• [YOUR GOAL]:
State only how many lines below include the string "expand".

• [Stored entries]:
————

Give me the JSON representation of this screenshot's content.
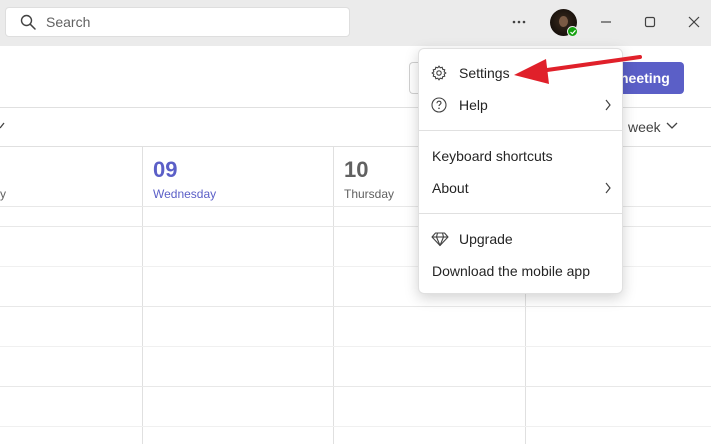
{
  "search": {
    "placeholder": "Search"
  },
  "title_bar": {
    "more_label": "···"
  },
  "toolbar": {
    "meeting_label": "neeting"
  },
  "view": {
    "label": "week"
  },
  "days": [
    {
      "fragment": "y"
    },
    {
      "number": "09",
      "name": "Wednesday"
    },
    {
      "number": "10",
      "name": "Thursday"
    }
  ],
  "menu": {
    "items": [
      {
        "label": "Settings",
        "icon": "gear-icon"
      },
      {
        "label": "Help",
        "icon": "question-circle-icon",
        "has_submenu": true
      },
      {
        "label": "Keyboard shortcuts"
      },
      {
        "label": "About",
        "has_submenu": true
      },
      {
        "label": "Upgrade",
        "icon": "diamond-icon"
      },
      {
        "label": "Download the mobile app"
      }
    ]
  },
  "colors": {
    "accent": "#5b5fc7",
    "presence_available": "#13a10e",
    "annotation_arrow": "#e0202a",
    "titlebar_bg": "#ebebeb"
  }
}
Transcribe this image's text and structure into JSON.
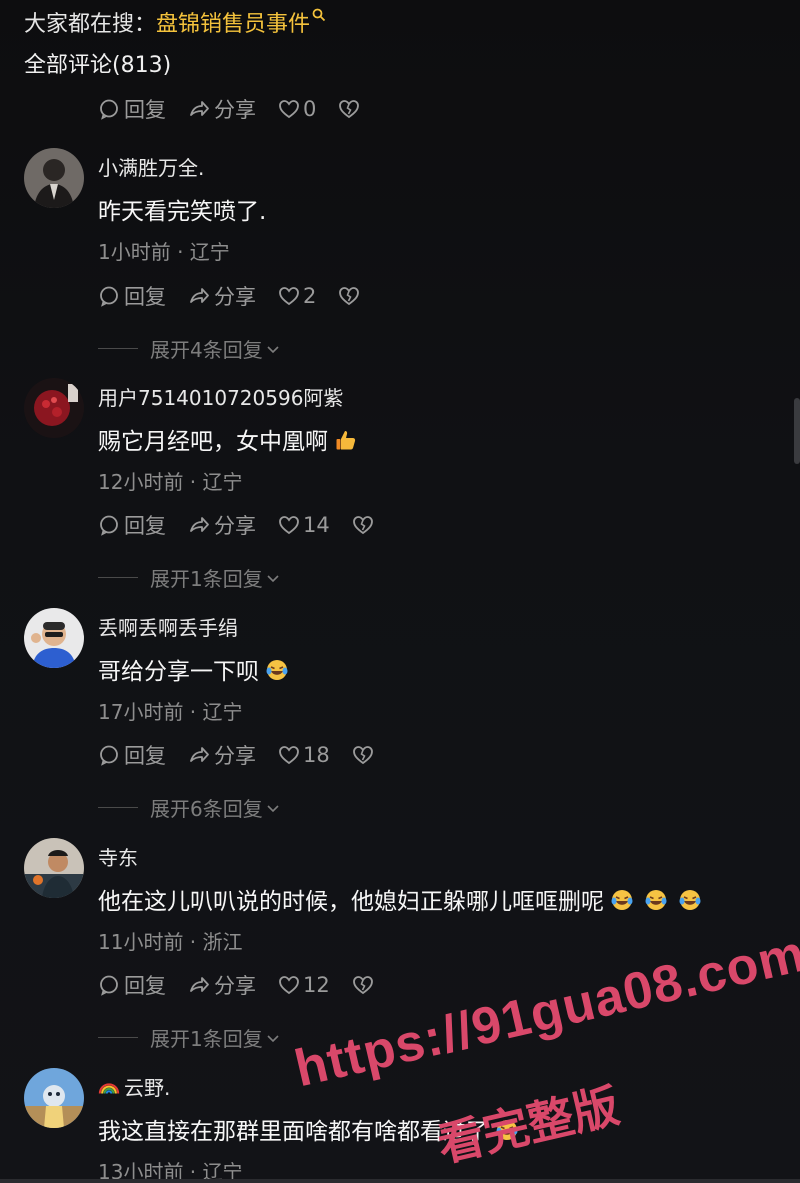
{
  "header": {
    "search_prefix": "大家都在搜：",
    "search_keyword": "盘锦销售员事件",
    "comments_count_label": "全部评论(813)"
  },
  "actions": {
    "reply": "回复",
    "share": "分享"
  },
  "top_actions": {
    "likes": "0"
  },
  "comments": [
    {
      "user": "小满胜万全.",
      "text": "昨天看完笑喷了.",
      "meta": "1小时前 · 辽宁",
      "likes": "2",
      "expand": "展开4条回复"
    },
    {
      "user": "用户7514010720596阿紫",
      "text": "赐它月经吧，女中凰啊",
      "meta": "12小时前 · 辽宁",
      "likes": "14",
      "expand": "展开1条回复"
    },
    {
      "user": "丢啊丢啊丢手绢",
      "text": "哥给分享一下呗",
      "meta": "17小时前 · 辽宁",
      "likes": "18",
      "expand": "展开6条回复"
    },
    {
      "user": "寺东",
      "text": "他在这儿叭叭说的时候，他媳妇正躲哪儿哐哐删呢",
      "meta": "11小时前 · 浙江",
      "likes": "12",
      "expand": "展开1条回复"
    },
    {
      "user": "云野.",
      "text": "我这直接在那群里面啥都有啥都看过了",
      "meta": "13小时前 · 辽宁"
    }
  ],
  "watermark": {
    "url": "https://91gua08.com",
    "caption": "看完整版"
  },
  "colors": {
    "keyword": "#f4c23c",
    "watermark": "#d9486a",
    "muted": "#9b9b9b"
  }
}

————

• [SOLVED EXERCISE]:
4